Task prompt » Please copy each line of the data that includes the string "name".

+===+

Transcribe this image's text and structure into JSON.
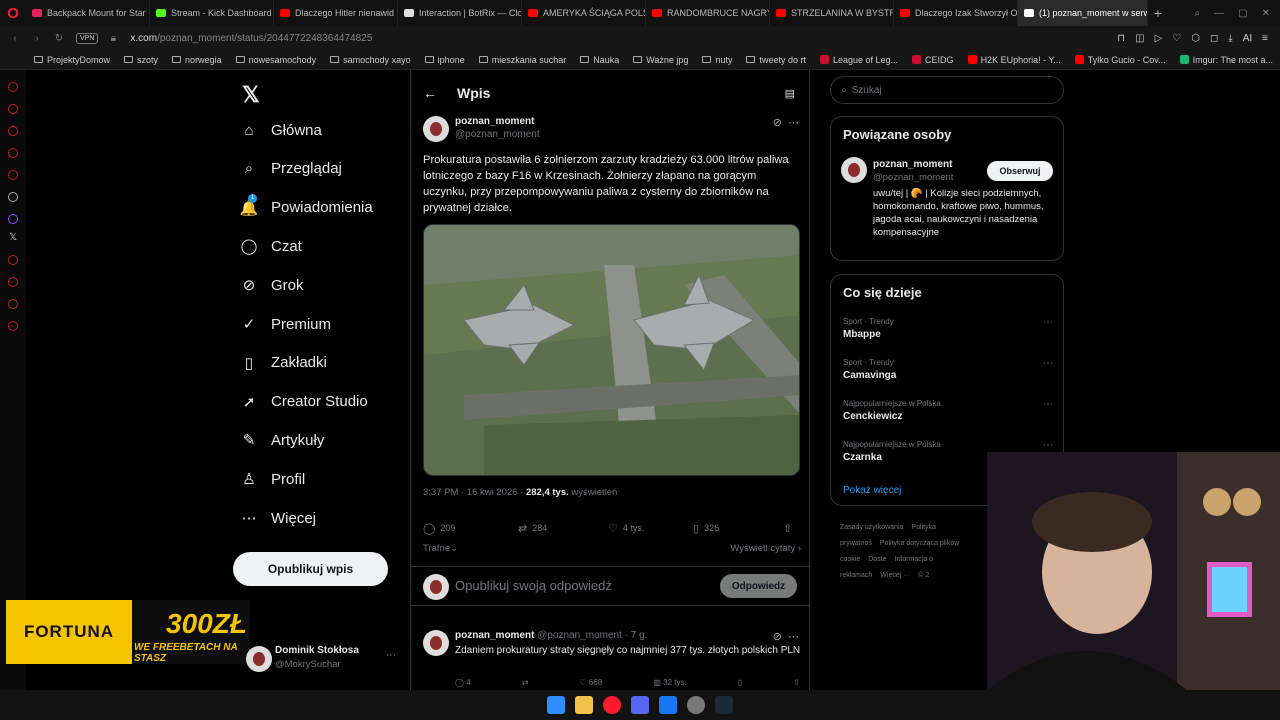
{
  "browser": {
    "tabs": [
      {
        "label": "Backpack Mount for Star",
        "color": "#e0245e"
      },
      {
        "label": "Stream - Kick Dashboard",
        "color": "#53fc18"
      },
      {
        "label": "Dlaczego Hitler nienawid",
        "color": "#ff0000"
      },
      {
        "label": "Interaction | BotRix — Clo",
        "color": "#dddddd"
      },
      {
        "label": "AMERYKA ŚCIĄGA POLSK",
        "color": "#ff0000"
      },
      {
        "label": "RANDOMBRUCE NAGRY",
        "color": "#ff0000"
      },
      {
        "label": "STRZELANINA W BYSTR",
        "color": "#ff0000"
      },
      {
        "label": "Dlaczego Izak Stworzył O",
        "color": "#ff0000"
      },
      {
        "label": "(1) poznan_moment w serw",
        "color": "#ffffff",
        "active": true
      }
    ],
    "url_host": "x.com",
    "url_path": "/poznan_moment/status/2044772248364474825",
    "vpn_label": "VPN",
    "ai_label": "AI",
    "bookmarks": [
      {
        "label": "ProjektyDomow",
        "type": "folder"
      },
      {
        "label": "szoty",
        "type": "folder"
      },
      {
        "label": "norwegia",
        "type": "folder"
      },
      {
        "label": "nowesamochody",
        "type": "folder"
      },
      {
        "label": "samochody xayo",
        "type": "folder"
      },
      {
        "label": "iphone",
        "type": "folder"
      },
      {
        "label": "mieszkania suchar",
        "type": "folder"
      },
      {
        "label": "Nauka",
        "type": "folder"
      },
      {
        "label": "Ważne jpg",
        "type": "folder"
      },
      {
        "label": "nuty",
        "type": "folder"
      },
      {
        "label": "tweety do rt",
        "type": "folder"
      },
      {
        "label": "League of Leg...",
        "type": "site",
        "color": "#c8102e"
      },
      {
        "label": "CEIDG",
        "type": "site",
        "color": "#c8102e"
      },
      {
        "label": "H2K EUphoria! - Y...",
        "type": "site",
        "color": "#ff0000"
      },
      {
        "label": "Tylko Gucio - Cov...",
        "type": "site",
        "color": "#ff0000"
      },
      {
        "label": "Imgur: The most a...",
        "type": "site",
        "color": "#1bb76e"
      }
    ]
  },
  "nav": {
    "items": [
      {
        "label": "Główna",
        "icon": "home-icon",
        "glyph": "⌂"
      },
      {
        "label": "Przeglądaj",
        "icon": "search-icon",
        "glyph": "⌕"
      },
      {
        "label": "Powiadomienia",
        "icon": "bell-icon",
        "glyph": "🔔",
        "badge": "1"
      },
      {
        "label": "Czat",
        "icon": "chat-icon",
        "glyph": "◯"
      },
      {
        "label": "Grok",
        "icon": "grok-icon",
        "glyph": "⊘"
      },
      {
        "label": "Premium",
        "icon": "premium-icon",
        "glyph": "✓"
      },
      {
        "label": "Zakładki",
        "icon": "bookmark-icon",
        "glyph": "▯"
      },
      {
        "label": "Creator Studio",
        "icon": "rocket-icon",
        "glyph": "➚"
      },
      {
        "label": "Artykuły",
        "icon": "article-icon",
        "glyph": "✎"
      },
      {
        "label": "Profil",
        "icon": "profile-icon",
        "glyph": "♙"
      },
      {
        "label": "Więcej",
        "icon": "more-icon",
        "glyph": "⋯"
      }
    ],
    "post_button": "Opublikuj wpis",
    "profile": {
      "name": "Dominik Stokłosa",
      "handle": "@MokrySuchar"
    }
  },
  "main": {
    "header_title": "Wpis",
    "tweet": {
      "name": "poznan_moment",
      "handle": "@poznan_moment",
      "text": "Prokuratura postawiła 6 żołnierzom zarzuty kradzieży 63.000 litrów paliwa lotniczego z bazy F16 w Krzesinach. Żołnierzy złapano na gorącym uczynku, przy przepompowywaniu paliwa z cysterny do zbiorników na prywatnej działce.",
      "time": "3:37 PM · 16 kwi 2026 ·",
      "views_count": "282,4 tys.",
      "views_label": "wyświetleń",
      "replies": "209",
      "reposts": "284",
      "likes": "4 tys.",
      "bookmarks": "326",
      "sort_label": "Trafne",
      "quotes_label": "Wyświetl cytaty"
    },
    "reply_placeholder": "Opublikuj swoją odpowiedź",
    "reply_button": "Odpowiedz",
    "reply2": {
      "name": "poznan_moment",
      "handle": "@poznan_moment",
      "time": "· 7 g.",
      "text": "Zdaniem prokuratury straty sięgnęły co najmniej 377 tys. złotych polskich PLN",
      "replies": "4",
      "likes": "668",
      "views": "32 tys."
    }
  },
  "right": {
    "search_placeholder": "Szukaj",
    "related_title": "Powiązane osoby",
    "related": {
      "name": "poznan_moment",
      "handle": "@poznan_moment",
      "follow": "Obserwuj",
      "bio": "uwu/tej | 🥐 | Kolizje sieci podziemnych, homokomando, kraftowe piwo, hummus, jagoda acai, naukowczyni i nasadzenia kompensacyjne"
    },
    "trending_title": "Co się dzieje",
    "trends": [
      {
        "category": "Sport · Trendy",
        "name": "Mbappe"
      },
      {
        "category": "Sport · Trendy",
        "name": "Camavinga"
      },
      {
        "category": "Najpopularniejsze w Polska",
        "name": "Cenckiewicz"
      },
      {
        "category": "Najpopularniejsze w Polska",
        "name": "Czarnka"
      }
    ],
    "show_more": "Pokaż więcej",
    "footer": [
      "Zasady użytkowania",
      "Polityka prywatnoś",
      "Polityka dotycząca plików cookie",
      "Doste",
      "Informacja o reklamach",
      "Więcej ···",
      "© 2"
    ]
  },
  "ad": {
    "brand": "FORTUNA",
    "amount": "300ZŁ",
    "tagline": "WE FREEBETACH NA STASZ"
  }
}
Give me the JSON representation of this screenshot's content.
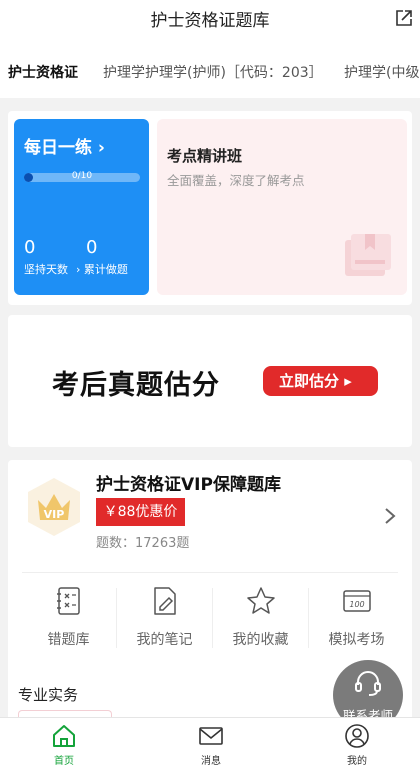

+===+

Response area »
      "name": "Dominik Stokłosa",
      "name": "poznan_moment",
      "name": "poznan_moment",
      "name": "poznan_moment",
        "name": "Mbappe"
        "name": "Camavinga"
        "name": "Cenckiewicz"
        "name": "Czarnka"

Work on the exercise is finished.